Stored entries
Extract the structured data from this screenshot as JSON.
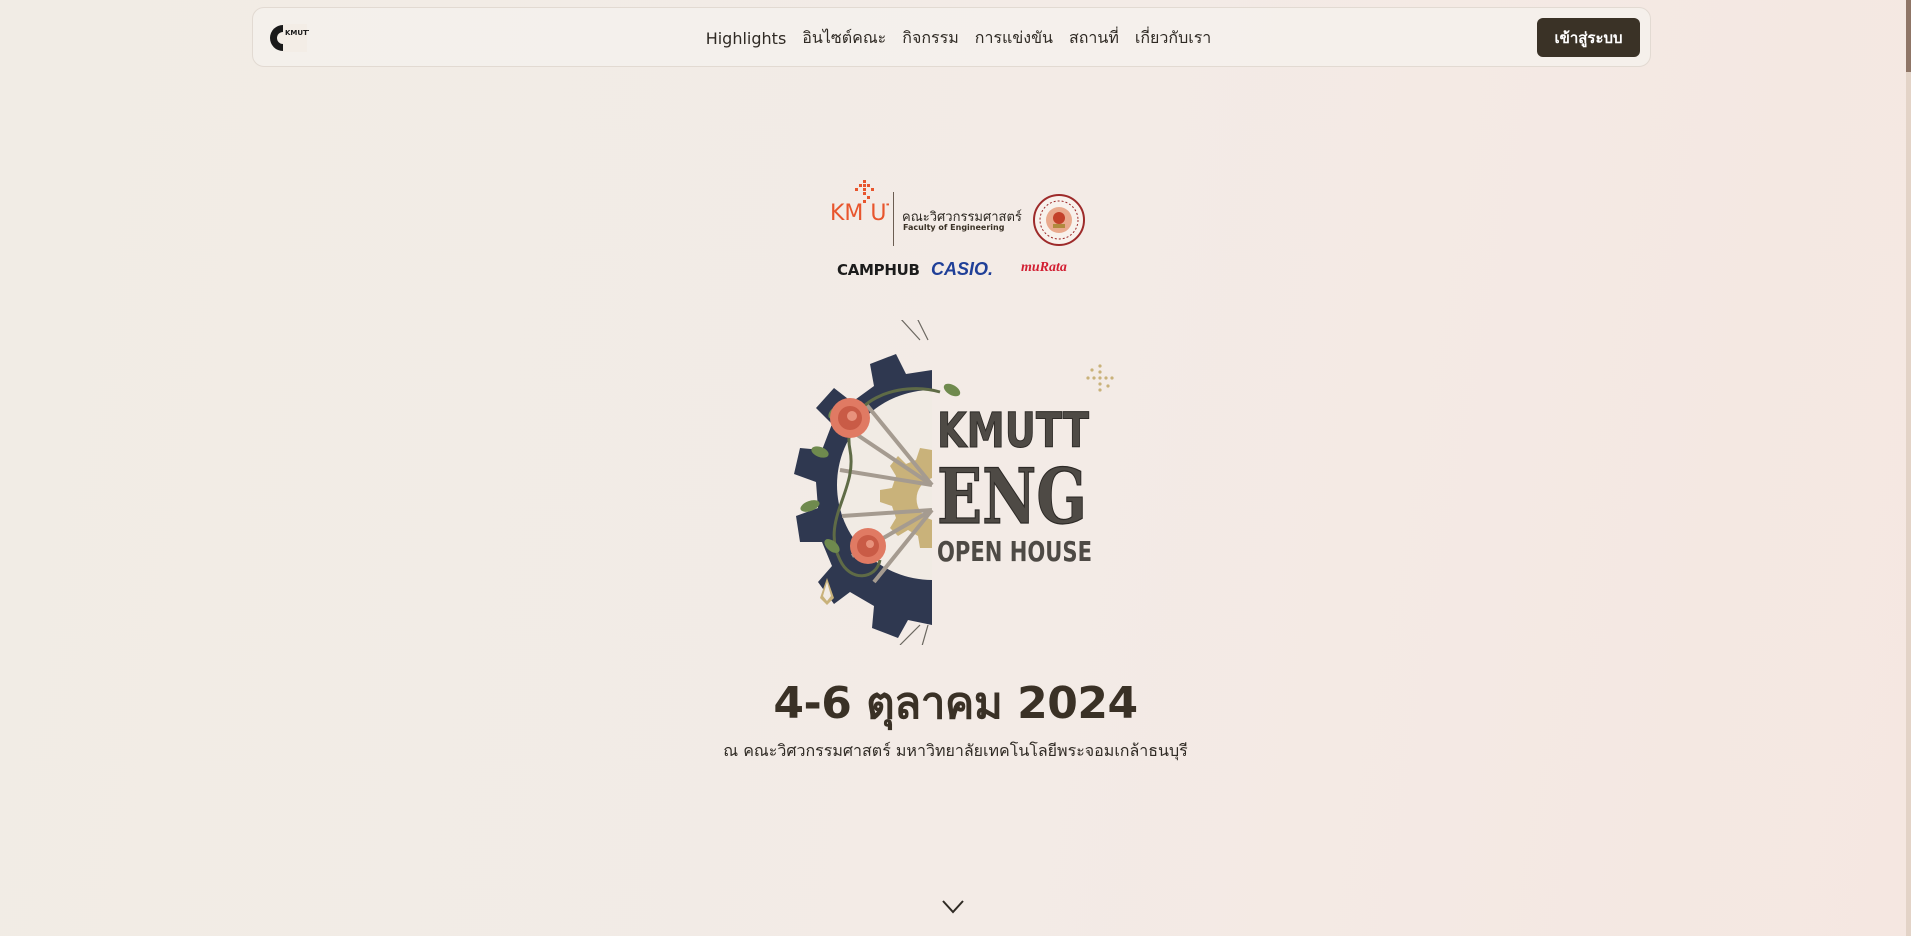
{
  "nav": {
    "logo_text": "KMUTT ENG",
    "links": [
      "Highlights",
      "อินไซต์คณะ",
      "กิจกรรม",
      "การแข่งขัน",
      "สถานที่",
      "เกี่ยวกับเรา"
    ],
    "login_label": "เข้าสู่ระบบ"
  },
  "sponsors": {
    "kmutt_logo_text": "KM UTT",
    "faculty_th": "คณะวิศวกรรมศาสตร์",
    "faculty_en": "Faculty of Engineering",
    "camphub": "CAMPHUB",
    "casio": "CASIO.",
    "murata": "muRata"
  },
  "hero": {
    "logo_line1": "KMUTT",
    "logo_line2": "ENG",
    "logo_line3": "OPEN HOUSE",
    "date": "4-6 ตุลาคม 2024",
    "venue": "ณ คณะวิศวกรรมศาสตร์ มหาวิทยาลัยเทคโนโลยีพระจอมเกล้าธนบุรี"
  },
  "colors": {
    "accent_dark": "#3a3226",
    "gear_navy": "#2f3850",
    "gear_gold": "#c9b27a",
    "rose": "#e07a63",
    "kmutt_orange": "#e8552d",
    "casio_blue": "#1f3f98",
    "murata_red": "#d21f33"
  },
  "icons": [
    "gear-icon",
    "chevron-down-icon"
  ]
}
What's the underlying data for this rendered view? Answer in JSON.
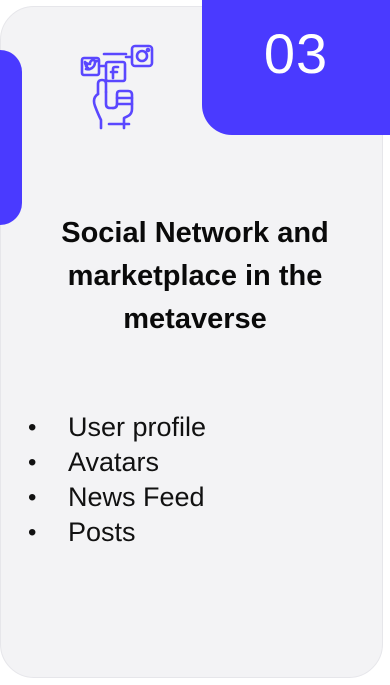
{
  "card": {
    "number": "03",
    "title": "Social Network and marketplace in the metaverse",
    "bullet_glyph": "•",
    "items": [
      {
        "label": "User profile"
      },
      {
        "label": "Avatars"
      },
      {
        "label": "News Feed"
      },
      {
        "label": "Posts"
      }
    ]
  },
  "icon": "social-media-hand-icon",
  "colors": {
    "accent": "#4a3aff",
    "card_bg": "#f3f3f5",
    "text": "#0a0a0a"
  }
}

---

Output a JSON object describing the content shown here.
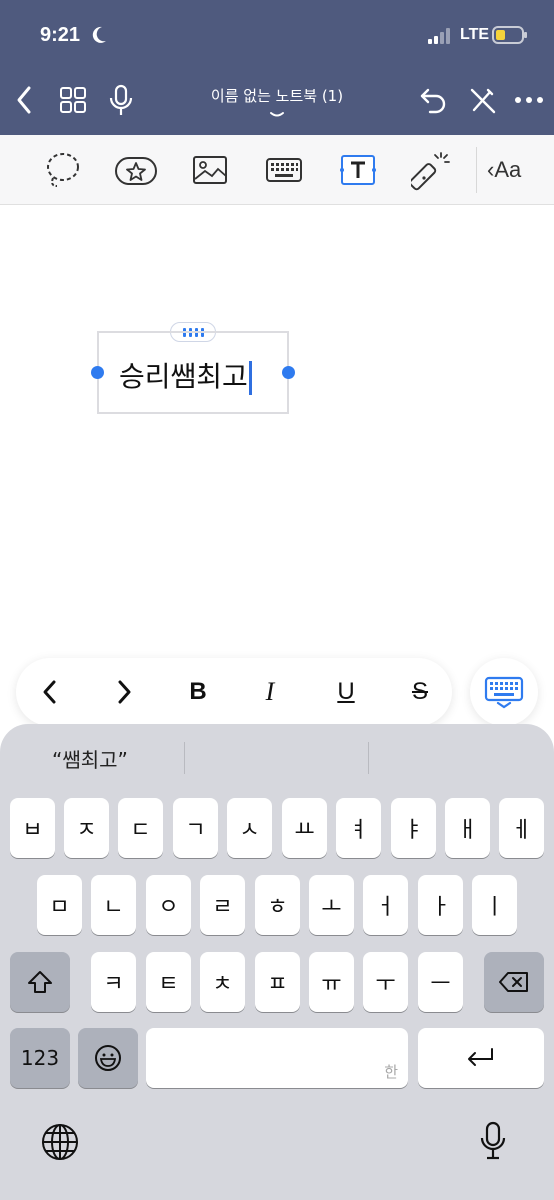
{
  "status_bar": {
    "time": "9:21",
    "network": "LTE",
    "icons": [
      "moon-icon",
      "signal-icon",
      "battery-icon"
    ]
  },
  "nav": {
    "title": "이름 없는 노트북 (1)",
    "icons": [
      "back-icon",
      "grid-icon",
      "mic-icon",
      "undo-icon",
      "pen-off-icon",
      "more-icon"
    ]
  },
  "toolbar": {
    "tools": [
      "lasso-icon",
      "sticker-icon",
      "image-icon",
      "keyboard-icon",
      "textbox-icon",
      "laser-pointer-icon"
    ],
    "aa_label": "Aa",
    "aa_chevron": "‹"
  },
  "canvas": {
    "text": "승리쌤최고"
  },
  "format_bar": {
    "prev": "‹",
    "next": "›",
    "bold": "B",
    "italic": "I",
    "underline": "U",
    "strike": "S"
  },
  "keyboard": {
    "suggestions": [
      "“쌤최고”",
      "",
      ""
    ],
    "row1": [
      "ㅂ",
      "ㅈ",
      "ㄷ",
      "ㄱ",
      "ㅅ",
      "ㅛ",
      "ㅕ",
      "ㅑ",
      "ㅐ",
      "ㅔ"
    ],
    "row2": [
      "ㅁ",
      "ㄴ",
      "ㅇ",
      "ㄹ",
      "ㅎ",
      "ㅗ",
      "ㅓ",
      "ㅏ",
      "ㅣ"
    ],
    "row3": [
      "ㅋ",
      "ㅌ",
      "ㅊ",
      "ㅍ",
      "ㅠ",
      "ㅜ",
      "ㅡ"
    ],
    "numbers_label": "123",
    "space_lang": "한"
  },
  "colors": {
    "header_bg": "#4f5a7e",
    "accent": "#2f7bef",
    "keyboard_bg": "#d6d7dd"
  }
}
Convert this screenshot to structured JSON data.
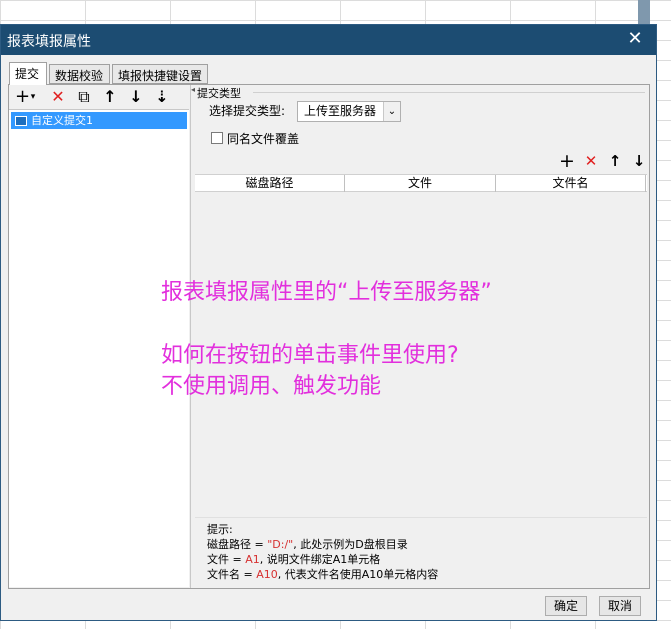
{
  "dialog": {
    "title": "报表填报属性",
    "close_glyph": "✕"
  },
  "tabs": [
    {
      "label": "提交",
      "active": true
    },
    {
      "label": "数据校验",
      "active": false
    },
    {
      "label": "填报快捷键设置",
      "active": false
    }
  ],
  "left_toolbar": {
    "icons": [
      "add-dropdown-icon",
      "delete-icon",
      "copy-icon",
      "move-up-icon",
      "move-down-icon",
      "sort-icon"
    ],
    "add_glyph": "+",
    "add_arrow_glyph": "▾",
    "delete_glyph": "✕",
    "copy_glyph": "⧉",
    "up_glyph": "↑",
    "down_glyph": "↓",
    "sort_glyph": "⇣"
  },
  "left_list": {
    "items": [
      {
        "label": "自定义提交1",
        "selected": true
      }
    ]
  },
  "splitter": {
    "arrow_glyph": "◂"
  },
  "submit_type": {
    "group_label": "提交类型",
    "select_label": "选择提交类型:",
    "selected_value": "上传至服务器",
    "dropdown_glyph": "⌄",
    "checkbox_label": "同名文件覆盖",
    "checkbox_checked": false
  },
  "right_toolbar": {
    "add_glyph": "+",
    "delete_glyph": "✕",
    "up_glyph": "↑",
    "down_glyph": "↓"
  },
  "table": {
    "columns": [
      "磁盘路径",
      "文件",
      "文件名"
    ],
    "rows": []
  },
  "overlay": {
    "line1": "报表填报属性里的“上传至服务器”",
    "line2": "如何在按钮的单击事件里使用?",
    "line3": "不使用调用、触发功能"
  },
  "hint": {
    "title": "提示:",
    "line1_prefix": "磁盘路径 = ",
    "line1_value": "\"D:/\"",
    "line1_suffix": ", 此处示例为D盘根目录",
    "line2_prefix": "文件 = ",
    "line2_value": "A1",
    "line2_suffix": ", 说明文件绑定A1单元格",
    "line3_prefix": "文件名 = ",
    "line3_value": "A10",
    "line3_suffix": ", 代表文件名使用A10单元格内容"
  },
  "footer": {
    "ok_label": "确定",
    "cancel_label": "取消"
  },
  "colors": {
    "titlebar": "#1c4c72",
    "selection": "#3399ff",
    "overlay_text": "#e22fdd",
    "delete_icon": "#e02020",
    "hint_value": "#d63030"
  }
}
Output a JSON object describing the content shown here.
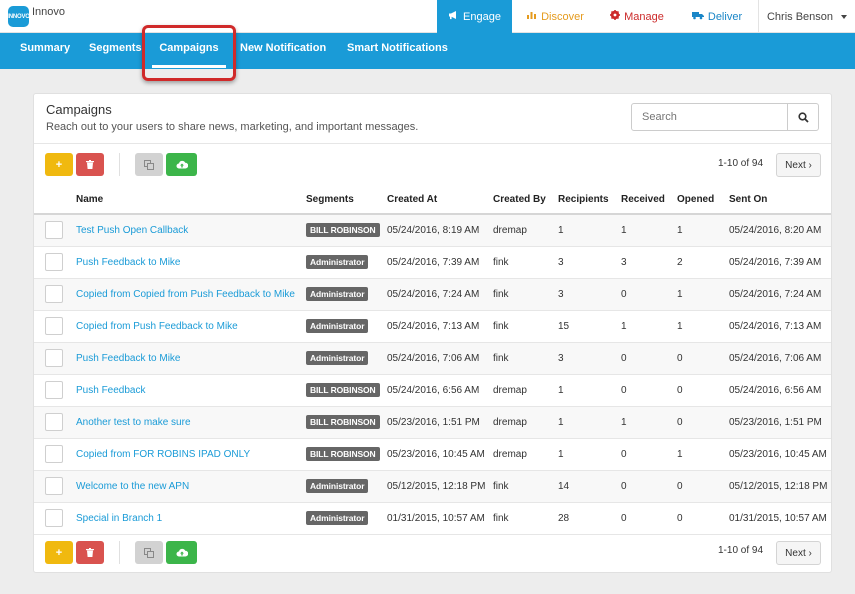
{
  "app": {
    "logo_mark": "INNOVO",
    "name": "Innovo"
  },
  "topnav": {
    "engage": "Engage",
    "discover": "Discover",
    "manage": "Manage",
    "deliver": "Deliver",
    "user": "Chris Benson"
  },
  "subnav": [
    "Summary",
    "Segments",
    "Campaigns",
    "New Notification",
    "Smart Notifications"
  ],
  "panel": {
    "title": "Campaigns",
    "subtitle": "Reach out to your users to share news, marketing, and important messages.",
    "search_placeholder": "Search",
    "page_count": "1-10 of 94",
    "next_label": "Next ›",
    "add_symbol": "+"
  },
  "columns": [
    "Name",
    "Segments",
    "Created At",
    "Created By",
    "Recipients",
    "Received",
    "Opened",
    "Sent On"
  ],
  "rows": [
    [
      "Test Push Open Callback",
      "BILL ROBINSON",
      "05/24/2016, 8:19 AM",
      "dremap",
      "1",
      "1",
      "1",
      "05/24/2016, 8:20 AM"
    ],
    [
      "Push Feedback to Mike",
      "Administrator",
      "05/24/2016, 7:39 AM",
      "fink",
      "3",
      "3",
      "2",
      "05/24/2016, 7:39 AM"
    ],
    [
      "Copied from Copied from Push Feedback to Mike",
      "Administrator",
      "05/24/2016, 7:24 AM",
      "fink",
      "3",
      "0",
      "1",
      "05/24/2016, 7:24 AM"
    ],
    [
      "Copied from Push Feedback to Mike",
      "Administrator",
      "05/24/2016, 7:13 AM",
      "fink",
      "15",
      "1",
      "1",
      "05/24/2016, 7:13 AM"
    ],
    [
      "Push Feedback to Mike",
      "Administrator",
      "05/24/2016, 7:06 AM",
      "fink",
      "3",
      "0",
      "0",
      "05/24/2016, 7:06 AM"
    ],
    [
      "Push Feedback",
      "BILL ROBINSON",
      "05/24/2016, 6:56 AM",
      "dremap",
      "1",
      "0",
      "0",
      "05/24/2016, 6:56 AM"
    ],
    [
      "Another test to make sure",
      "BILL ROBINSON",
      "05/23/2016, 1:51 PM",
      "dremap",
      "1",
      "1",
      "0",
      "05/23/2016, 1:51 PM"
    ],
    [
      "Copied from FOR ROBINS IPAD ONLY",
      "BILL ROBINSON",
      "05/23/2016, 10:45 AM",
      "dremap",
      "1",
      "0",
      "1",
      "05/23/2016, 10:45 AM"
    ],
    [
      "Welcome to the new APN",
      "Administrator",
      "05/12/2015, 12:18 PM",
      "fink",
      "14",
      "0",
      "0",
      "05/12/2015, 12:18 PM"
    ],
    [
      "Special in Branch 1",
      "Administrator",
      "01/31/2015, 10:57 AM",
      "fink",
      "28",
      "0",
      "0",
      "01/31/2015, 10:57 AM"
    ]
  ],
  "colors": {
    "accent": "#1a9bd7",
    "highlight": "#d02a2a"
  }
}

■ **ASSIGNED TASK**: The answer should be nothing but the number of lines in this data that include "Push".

■ **YOUR SOLUTION**: 6